“It is incredibly disappointing that prior to this a number of individuals refused tests and have been either refusing to self-isolate or follow social distancing rules, despite repeated requests to do so and these being national guidelines to protect the NHS and save lives.
“These individuals could face enforcement action and are not only risking their own health but the health of staff looking after them and the communities who are accommodating them.”
"This cannot be the best the UK has to offer vulnerable people who have fled war and persecution..."
The response has angered local groups who say the conditions they are living in make it impossible to follow guidelines.
Choose Love, a group that helps refugees and displaced people around the world, posted on Twitter: "This is a scandal, but not a surprise.
"Napier Barracks have been described by residents as a prison. But worse.
"This cannot be the best the UK has to offer vulnerable people who have fled war and persecution.
"We call for an immediate closure of the barracks. All residents must be moved to safe accommodation, granted access to adequate healthcare and be allowed to properly isolate."
Doctors of the World tweeted: "We are concerned by reports of a #COVID19 outbreak at the Napier barracks & what impact this quarantine will have on asylum seekers' health.
"We have repeatedly warned ministers about the risks & unsuitability of the barracks. It's time to shut them down."
Additional staff are onsite to 'support' the asylum seekers, the Home Office said.
It added that guests 'have been reminded of their obligations follow Covid-19 restrictions, including not leaving the site and advised they will be subject to police action in line with the UK population'.
This is not the first time coronavirus has broken out at the centre; an asylum seeker tested positive in October.
There are currently around 400 adult men staying at the military camp after the Home Office turned it into a temporary facility for people seeking asylum in the UK.
It comes as the government body was struggling to house everyone due to the rise in people coming to the country, many in small boats having crossed the English Channel.
Since then, demonstrations have taken place from the service users themselves over the living conditions, and from members of far right groups who protest to the arrangement.

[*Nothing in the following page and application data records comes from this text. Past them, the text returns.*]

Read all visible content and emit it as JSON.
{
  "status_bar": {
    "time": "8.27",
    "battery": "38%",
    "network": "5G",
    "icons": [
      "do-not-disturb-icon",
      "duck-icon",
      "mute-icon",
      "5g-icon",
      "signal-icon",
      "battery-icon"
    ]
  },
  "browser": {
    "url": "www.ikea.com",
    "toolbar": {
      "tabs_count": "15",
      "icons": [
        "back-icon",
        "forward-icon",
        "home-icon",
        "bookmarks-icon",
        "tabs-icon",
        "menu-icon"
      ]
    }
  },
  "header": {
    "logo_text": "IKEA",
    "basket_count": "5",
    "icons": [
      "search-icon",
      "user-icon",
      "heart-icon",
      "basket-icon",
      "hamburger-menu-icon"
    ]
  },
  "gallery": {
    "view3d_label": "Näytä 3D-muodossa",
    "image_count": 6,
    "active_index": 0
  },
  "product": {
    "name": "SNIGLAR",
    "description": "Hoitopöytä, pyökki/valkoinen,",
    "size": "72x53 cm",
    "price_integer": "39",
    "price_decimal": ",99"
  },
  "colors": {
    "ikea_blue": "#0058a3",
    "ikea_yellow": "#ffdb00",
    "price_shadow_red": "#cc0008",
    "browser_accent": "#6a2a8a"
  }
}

Some of the asylum seekers have been sleeping outside as they say the barracks are cramped and offer little privacy. Others are on hunger strike.
MP for the area, Damian Collins, has called for the centre to be closed as quickly as possible.